**TASK DESCRIPTION:** For each line of the listing, output an exact copy.

**MATERIAL SHOWN:**
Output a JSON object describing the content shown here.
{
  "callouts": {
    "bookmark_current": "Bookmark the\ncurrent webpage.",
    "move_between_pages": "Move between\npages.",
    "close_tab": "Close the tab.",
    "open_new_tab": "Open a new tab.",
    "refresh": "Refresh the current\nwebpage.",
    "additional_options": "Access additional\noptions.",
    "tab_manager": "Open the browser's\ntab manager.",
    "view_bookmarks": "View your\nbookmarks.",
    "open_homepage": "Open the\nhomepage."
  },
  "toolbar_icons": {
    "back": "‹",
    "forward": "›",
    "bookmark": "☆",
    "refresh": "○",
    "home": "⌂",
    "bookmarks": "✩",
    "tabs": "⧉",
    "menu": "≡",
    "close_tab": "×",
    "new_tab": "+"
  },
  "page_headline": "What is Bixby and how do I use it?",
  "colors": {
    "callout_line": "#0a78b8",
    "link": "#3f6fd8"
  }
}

**EXPECTED OUTPUT:**
Output a JSON object describing the content shown here.
{
  "callouts": {
    "bookmark_current": "Bookmark the\ncurrent webpage.",
    "move_between_pages": "Move between\npages.",
    "close_tab": "Close the tab.",
    "open_new_tab": "Open a new tab.",
    "refresh": "Refresh the current\nwebpage.",
    "additional_options": "Access additional\noptions.",
    "tab_manager": "Open the browser's\ntab manager.",
    "view_bookmarks": "View your\nbookmarks.",
    "open_homepage": "Open the\nhomepage."
  },
  "toolbar_icons": {
    "back": "‹",
    "forward": "›",
    "bookmark": "☆",
    "refresh": "○",
    "home": "⌂",
    "bookmarks": "✩",
    "tabs": "⧉",
    "menu": "≡",
    "close_tab": "×",
    "new_tab": "+"
  },
  "page_headline": "What is Bixby and how do I use it?",
  "colors": {
    "callout_line": "#0a78b8",
    "link": "#3f6fd8"
  }
}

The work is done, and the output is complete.